Give me a forum ...
 
Join Date: Feb 2013
Posts: 5,326
You could probably make more in total income by developing some kind of side business and putting your investments more on auto-pilot. I suspect the differential between more passive investments and your self managed investment returns would be much less than the income a profitable side business could generate.

Your wife could work on the business part time, and that could be your full time or part time next career move once you left your corporate job. I don't know about the tax laws in Canada, but in the U.S. there are many great deductions for small businesses plus more retirement plan options, often with much higher maximum contribution limits, than people here can get with most salaried positions.

Another plus with a small business is that if you get tired of it you can usually sell it for at least a few years income, but if you leave a job unless you have stock options you don't have any equity built up. If you can center a side business around a hobby, then it won't seem like work.

For other success stories, I suggest you read the The Millionaire Next Door and follow up books by Thomas Stanley.

If your wife can work even part time now, you could save 100% of that income.

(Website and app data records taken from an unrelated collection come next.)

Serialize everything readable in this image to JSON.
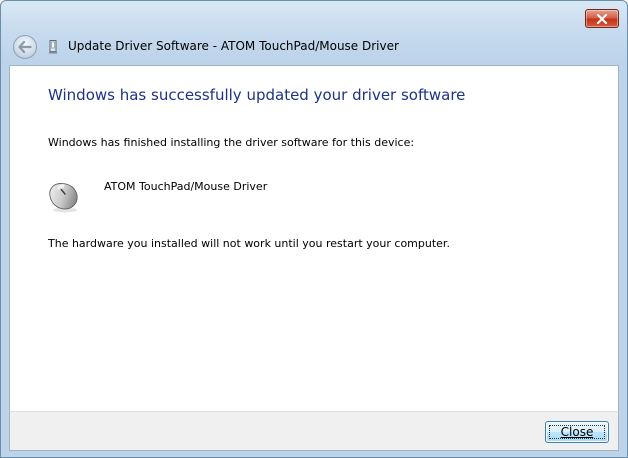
{
  "window": {
    "title": "Update Driver Software - ATOM TouchPad/Mouse Driver",
    "close_icon": "close-icon",
    "back_icon": "back-arrow-icon",
    "app_icon": "device-manager-icon"
  },
  "content": {
    "heading": "Windows has successfully updated your driver software",
    "info": "Windows has finished installing the driver software for this device:",
    "device_icon": "mouse-icon",
    "device_name": "ATOM TouchPad/Mouse Driver",
    "restart_notice": "The hardware you installed will not work until you restart your computer."
  },
  "footer": {
    "close_label": "Close"
  },
  "colors": {
    "heading": "#1e3287",
    "chrome": "#bcd3ea",
    "close_x": "#c2341b",
    "button_border": "#3c7fb1"
  }
}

Jobs with pensions while you are working full time are also great for retiring early, especially if they let you collect benefits before 65.
__________________
daylatedollarshort is offline   Reply With Quote
Reply


Currently Active Users Viewing This Thread: 1 (0 members and 1 guests)
 
Thread Tools Search this Thread
Search this Thread:

Advanced Search
Display Modes

Posting Rules
You may not post new threads
You may not post replies
You may not post attachments
You may not edit your posts

BB code is On
Smilies are On
[IMG] code is On
HTML code is Off
Trackbacks are Off
Pingbacks are Off
Refbacks are Off


 

 
All times are GMT -6. The time now is 03:35 AM.
 
Powered by vBulletin® Version 3.8.8 Beta 1
Copyright ©2000 - 2017, vBulletin Solutions, Inc.